December 22, 2006 2:05PM

An Oil Royalty Mystery

With oil prices still above $60 a barrel, do oil companies need inducements to find and produce more oil? That's the underlying question of today's NYT front-page article about an Interior Department report questioning the value of royalty rebates and tax breaks for gas and oil production.

The rebates are targeted at expensive and difficult exploration, usually in deep water or that requires deep drilling. The intention is to incentivize that exploration, allowing the United States to increase its domestic reserves using "unconventional oil."

But it's unclear how effective the incentive is, given the expense of producing such oil. Here's the article's punchline:

[The report] estimates that current inducements could allow drilling companies in the Gulf of Mexico to escape tens of billions of dollars in royalties that they would otherwise pay the government for oil and gas produced in areas that belong to American taxpayers.

But the study predicts that the inducements would cause only a tiny increase in production even if they were offered without some of the limitations now in place.

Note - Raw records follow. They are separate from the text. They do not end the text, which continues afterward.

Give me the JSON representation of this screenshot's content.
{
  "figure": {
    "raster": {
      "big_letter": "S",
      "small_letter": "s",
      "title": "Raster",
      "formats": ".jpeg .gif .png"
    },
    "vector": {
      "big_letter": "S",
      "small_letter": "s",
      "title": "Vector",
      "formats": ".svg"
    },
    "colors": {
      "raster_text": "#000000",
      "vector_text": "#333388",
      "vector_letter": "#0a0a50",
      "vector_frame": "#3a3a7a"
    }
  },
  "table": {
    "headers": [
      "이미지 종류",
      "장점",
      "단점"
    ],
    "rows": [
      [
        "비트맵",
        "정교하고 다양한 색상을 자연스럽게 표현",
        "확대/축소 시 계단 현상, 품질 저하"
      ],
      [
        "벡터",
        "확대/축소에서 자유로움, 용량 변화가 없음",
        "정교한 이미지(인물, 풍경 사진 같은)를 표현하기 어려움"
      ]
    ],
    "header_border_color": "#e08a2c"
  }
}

The article notes that royalties and corporate taxes deliver into federal coffers about 40 percent of the revenue produced from oil and gas extracted from federal property. The worldwide average government take is about 60–65 percent. A 40 percent federal take may have been fair at a time when oil prices and profits were lower, the article suggests, but the government should be getting a much higher cut from today's prices.

Reading the article, I thought about a question that my colleague (and boss) Peter Van Doren has often asked: Why do we have federal royalty payments at all? Why not, instead, use the initial mineral rights auction as the sole source of government revenue from extracting oil or gas? 

A switch to auction-only taxation would yield much more money to the federal government up-front, as oil and gas companies would bid heavily for the leases. (I'll be agnostic on whether the government receiving more money is a good thing.) An auction-only process would also be much more transparent and would do away with the "gaming" of royalty payments. And, perhaps most importantly, an auction-only process would better align oil companies' incentives with consumers, vis-a-vis the current system.

In essence, the federal government uses a two-step tax process on oil and gas: up-front payment from the auctioning of the right to extract from a certain reserve, and ongoing royalty payments calculated from the amount of hydrocarbons extracted. To participate in the auction, oil and gas companies must estimate the value of the hydrocarbons they expect to extract over time, subtract the royalty payments they would have to make, and then determine how much of the remainder they would be willing to offer to the government as an auction price.

This system gives a decided advantage to oil companies that are willing to "game" the royalty system. Those firms can outbid competitors, because the gamers know their royalty payments would be lower than the other firms' payments would be.

To get rid of the gamers' advantage, the feds need only scrap the royalties scheme. That would force oil companies to bid heavily during the lease auction, where cheating is much more difficult. The brilliant feature of an auction is that it forces all parties to reveal exactly how much they value the product that is up for bid.

That feature would do away with the need to incentivize firms to tap into expensive but worthwhile unconventional gas and oil. Suppose there are two gas reserves up for auction: one an easy-to-tap reserve on government land in Wyoming and the other a similar-size reserve in the deep waters of the Gulf of Mexico. Extraction firms would bid heavily on the Wyoming reserves, but they would also bid (albeit not as much) on the Gulf reserve if they thought it worthwhile. No explicit incentive system would be needed — the firms would simply reveal to the auctioneer their own estimates of the Gulf reserve's value.

Switching from an auction & royalty system to a straight royalty system would also better align oil and gas companies' interests with consumers. Currently, as a well nears the end of its productive life, royalties would encourage the operator to take the well out of production sooner, because each hydrocarbon produced means more revenue taken from the oil or gas company and given to the government. By changing the tax to an up-front auction payment, oil and gas companies would have the incentive to continue operating the well until every profitable hydrocarbon has been extracted. That incentive change would be especially beneficial to consumers in times of tight supply and high prices.

As the NYT article notes, members of the incoming Democratic congressional majority are declaring that they will cut back on the royalty relief and tax cuts given to oil and gas companies. They would do the nation's taxpayers and consumers an even bigger service if they would reconsider the royalty system altogether.